### [LISTED RECORDS]
+-------+

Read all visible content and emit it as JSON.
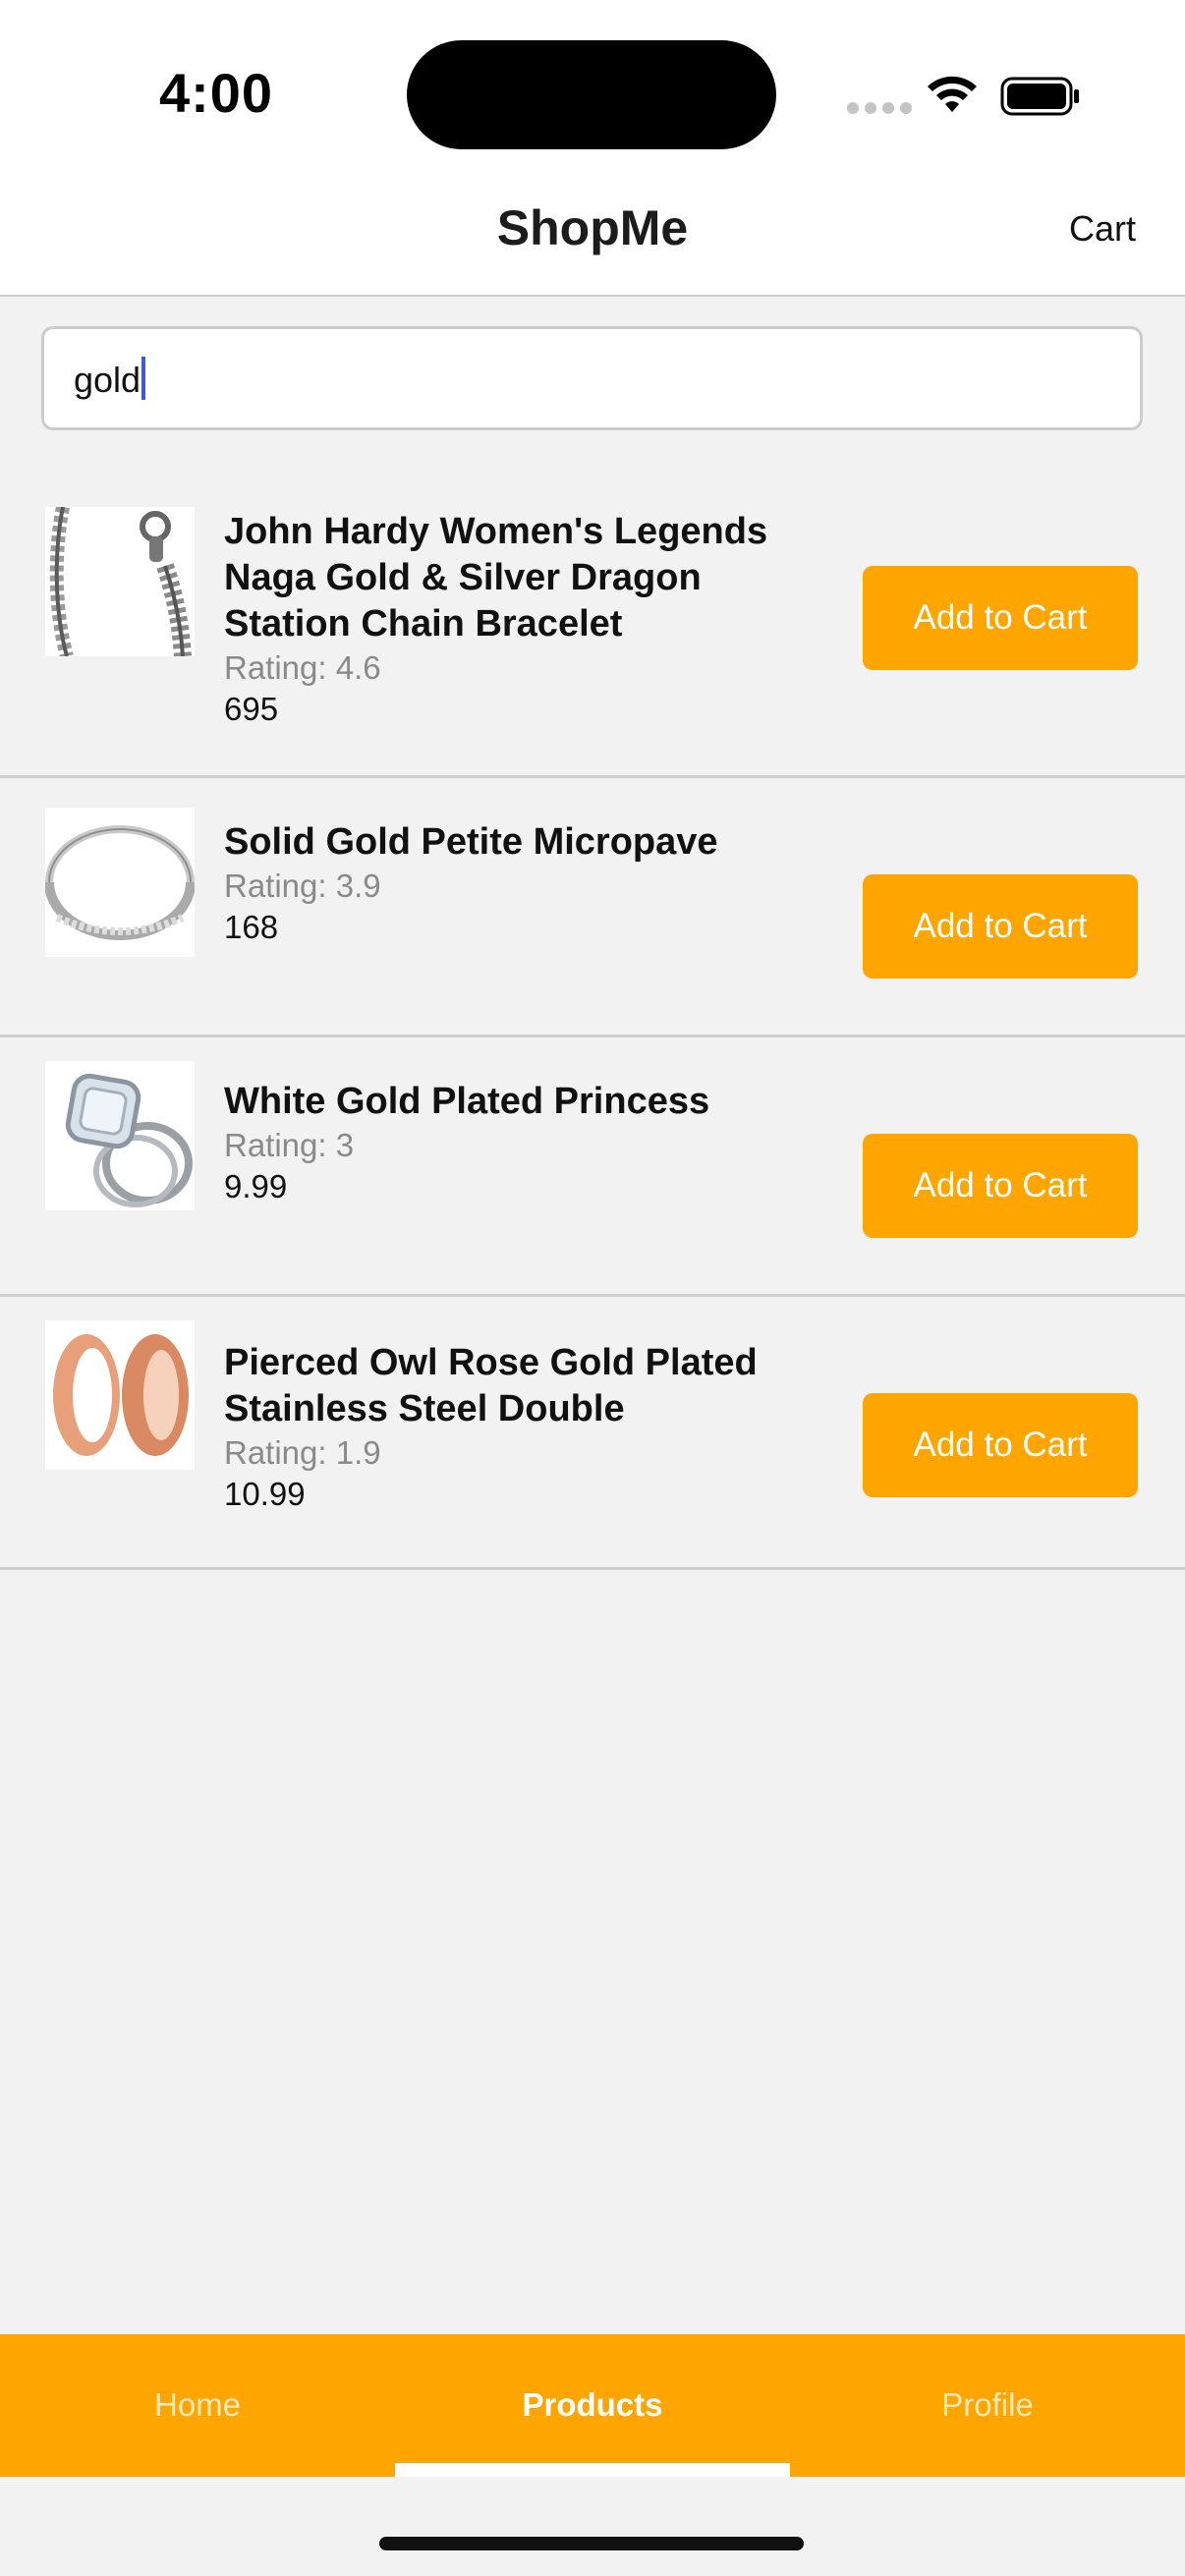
{
  "status_bar": {
    "time": "4:00"
  },
  "header": {
    "title": "ShopMe",
    "cart_label": "Cart"
  },
  "search": {
    "value": "gold"
  },
  "products": [
    {
      "title_lines": [
        "John Hardy Women's Legends",
        "Naga Gold & Silver Dragon",
        "Station Chain Bracelet"
      ],
      "rating": "Rating: 4.6",
      "price": "695",
      "button": "Add to Cart"
    },
    {
      "title_lines": [
        "Solid Gold Petite Micropave"
      ],
      "rating": "Rating: 3.9",
      "price": "168",
      "button": "Add to Cart"
    },
    {
      "title_lines": [
        "White Gold Plated Princess"
      ],
      "rating": "Rating: 3",
      "price": "9.99",
      "button": "Add to Cart"
    },
    {
      "title_lines": [
        "Pierced Owl Rose Gold Plated",
        "Stainless Steel Double"
      ],
      "rating": "Rating: 1.9",
      "price": "10.99",
      "button": "Add to Cart"
    }
  ],
  "tabs": [
    {
      "label": "Home",
      "active": false
    },
    {
      "label": "Products",
      "active": true
    },
    {
      "label": "Profile",
      "active": false
    }
  ],
  "colors": {
    "accent": "#ffa500",
    "background": "#f2f2f2",
    "caret": "#3b5bdb"
  },
  "icons": [
    "signal-icon",
    "wifi-icon",
    "battery-icon",
    "bracelet-icon",
    "ring-band-icon",
    "diamond-ring-icon",
    "rose-gold-plug-icon"
  ]
}
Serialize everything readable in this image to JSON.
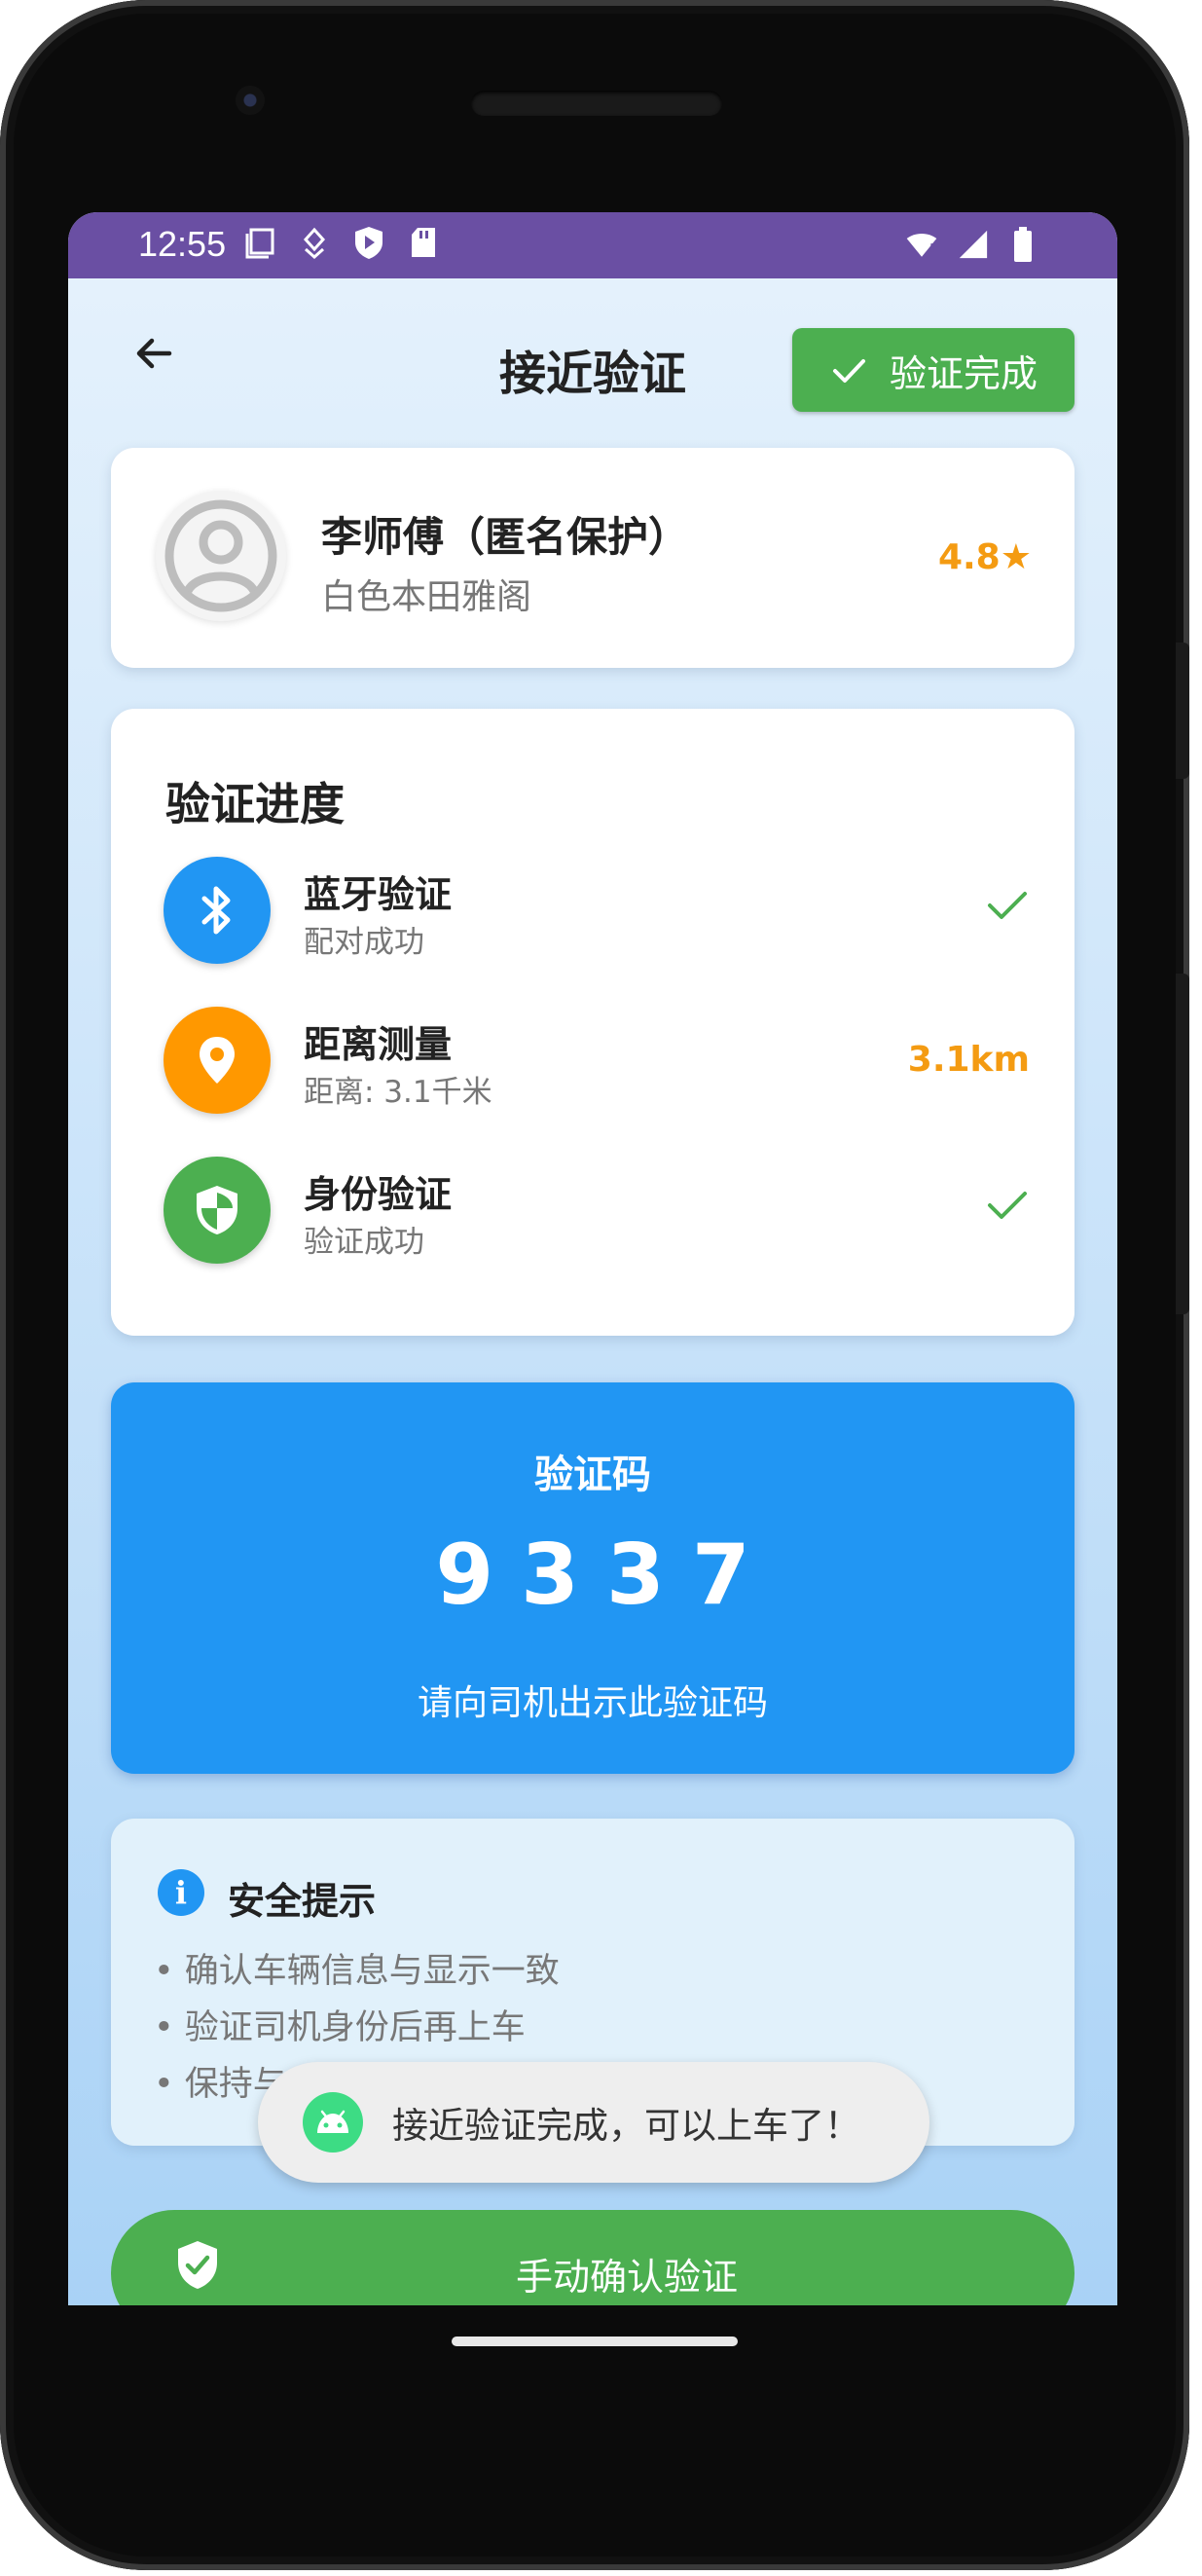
{
  "status_bar": {
    "time": "12:55",
    "left_icons": [
      "screen-icon",
      "accessibility-icon",
      "play-protect-icon",
      "sd-card-icon"
    ],
    "right_icons": [
      "wifi-icon",
      "signal-icon",
      "battery-icon"
    ]
  },
  "header": {
    "title": "接近验证",
    "done_label": "验证完成"
  },
  "driver": {
    "name": "李师傅（匿名保护）",
    "car": "白色本田雅阁",
    "rating": "4.8★"
  },
  "progress": {
    "title": "验证进度",
    "steps": [
      {
        "name": "蓝牙验证",
        "desc": "配对成功",
        "status": "",
        "icon": "bluetooth-icon",
        "color": "#2196f3"
      },
      {
        "name": "距离测量",
        "desc": "距离: 3.1千米",
        "status": "3.1km",
        "icon": "location-pin-icon",
        "color": "#ff9800"
      },
      {
        "name": "身份验证",
        "desc": "验证成功",
        "status": "",
        "icon": "shield-icon",
        "color": "#4caf50"
      }
    ]
  },
  "code": {
    "title": "验证码",
    "value": "9337",
    "hint": "请向司机出示此验证码"
  },
  "tips": {
    "title": "安全提示",
    "items": [
      "• 确认车辆信息与显示一致",
      "• 验证司机身份后再上车",
      "• 保持与"
    ]
  },
  "toast": {
    "message": "接近验证完成，可以上车了！"
  },
  "manual_confirm": {
    "label": "手动确认验证"
  },
  "colors": {
    "status_bar": "#6a4fa3",
    "accent_green": "#4caf50",
    "accent_blue": "#2196f3",
    "accent_orange": "#ff9800",
    "rating_orange": "#f49b12"
  }
}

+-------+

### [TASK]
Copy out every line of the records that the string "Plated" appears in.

### [FINISHED EXERCISE]
        "White Gold Plated Princess"
        "Pierced Owl Rose Gold Plated",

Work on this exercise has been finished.